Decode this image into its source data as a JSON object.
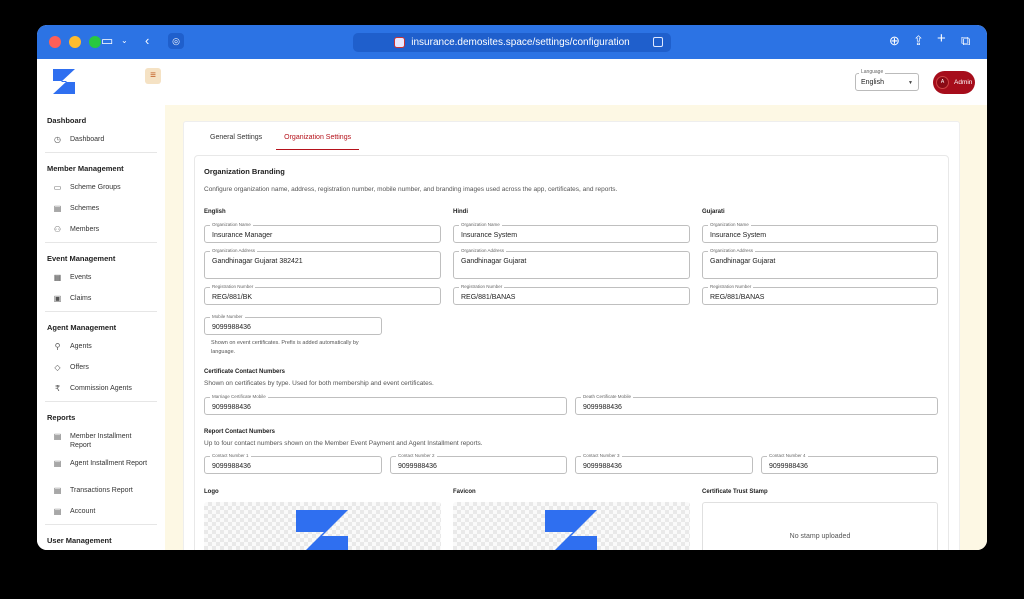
{
  "browser": {
    "url": "insurance.demosites.space/settings/configuration",
    "traffic_colors": [
      "#ff5f57",
      "#febc2e",
      "#28c840"
    ]
  },
  "sidebar": {
    "sections": [
      {
        "title": "Dashboard",
        "items": [
          {
            "label": "Dashboard",
            "icon": "dashboard-icon"
          }
        ]
      },
      {
        "title": "Member Management",
        "items": [
          {
            "label": "Scheme Groups",
            "icon": "folder-icon"
          },
          {
            "label": "Schemes",
            "icon": "document-icon"
          },
          {
            "label": "Members",
            "icon": "users-icon"
          }
        ]
      },
      {
        "title": "Event Management",
        "items": [
          {
            "label": "Events",
            "icon": "calendar-icon"
          },
          {
            "label": "Claims",
            "icon": "claims-icon"
          }
        ]
      },
      {
        "title": "Agent Management",
        "items": [
          {
            "label": "Agents",
            "icon": "agent-icon"
          },
          {
            "label": "Offers",
            "icon": "tag-icon"
          },
          {
            "label": "Commission Agents",
            "icon": "rupee-icon"
          }
        ]
      },
      {
        "title": "Reports",
        "items": [
          {
            "label": "Member Installment Report",
            "icon": "report-icon"
          },
          {
            "label": "Agent Installment Report",
            "icon": "report-icon"
          },
          {
            "label": "Transactions Report",
            "icon": "report-icon"
          },
          {
            "label": "Account",
            "icon": "report-icon"
          }
        ]
      },
      {
        "title": "User Management",
        "items": []
      }
    ]
  },
  "header": {
    "language_label": "Language",
    "language_value": "English",
    "admin_initial": "A",
    "admin_label": "Admin",
    "accent": "#b5121b"
  },
  "tabs": [
    {
      "label": "General Settings",
      "active": false
    },
    {
      "label": "Organization Settings",
      "active": true
    }
  ],
  "branding": {
    "title": "Organization Branding",
    "description": "Configure organization name, address, registration number, mobile number, and branding images used across the app, certificates, and reports.",
    "columns": [
      {
        "heading": "English",
        "org_name_label": "Organization Name",
        "org_name": "Insurance Manager",
        "address_label": "Organization Address",
        "address": "Gandhinagar Gujarat 382421",
        "reg_label": "Registration Number",
        "reg": "REG/881/BK"
      },
      {
        "heading": "Hindi",
        "org_name_label": "Organization Name",
        "org_name": "Insurance System",
        "address_label": "Organization Address",
        "address": "Gandhinagar Gujarat",
        "reg_label": "Registration Number",
        "reg": "REG/881/BANAS"
      },
      {
        "heading": "Gujarati",
        "org_name_label": "Organization Name",
        "org_name": "Insurance System",
        "address_label": "Organization Address",
        "address": "Gandhinagar Gujarat",
        "reg_label": "Registration Number",
        "reg": "REG/881/BANAS"
      }
    ],
    "mobile_label": "Mobile Number",
    "mobile": "9099988436",
    "mobile_helper": "Shown on event certificates. Prefix is added automatically by language."
  },
  "certificate_contacts": {
    "title": "Certificate Contact Numbers",
    "description": "Shown on certificates by type. Used for both membership and event certificates.",
    "marriage_label": "Marriage Certificate Mobile",
    "marriage": "9099988436",
    "death_label": "Death Certificate Mobile",
    "death": "9099988436"
  },
  "report_contacts": {
    "title": "Report Contact Numbers",
    "description": "Up to four contact numbers shown on the Member Event Payment and Agent Installment reports.",
    "items": [
      {
        "label": "Contact Number 1",
        "value": "9099988436"
      },
      {
        "label": "Contact Number 2",
        "value": "9099988436"
      },
      {
        "label": "Contact Number 3",
        "value": "9099988436"
      },
      {
        "label": "Contact Number 4",
        "value": "9099988436"
      }
    ]
  },
  "images": {
    "logo_label": "Logo",
    "favicon_label": "Favicon",
    "stamp_label": "Certificate Trust Stamp",
    "stamp_empty": "No stamp uploaded",
    "brand_color": "#2f6ff0"
  }
}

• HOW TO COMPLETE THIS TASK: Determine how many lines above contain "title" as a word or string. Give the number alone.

• RESULT FOR THIS EXERCISE: 9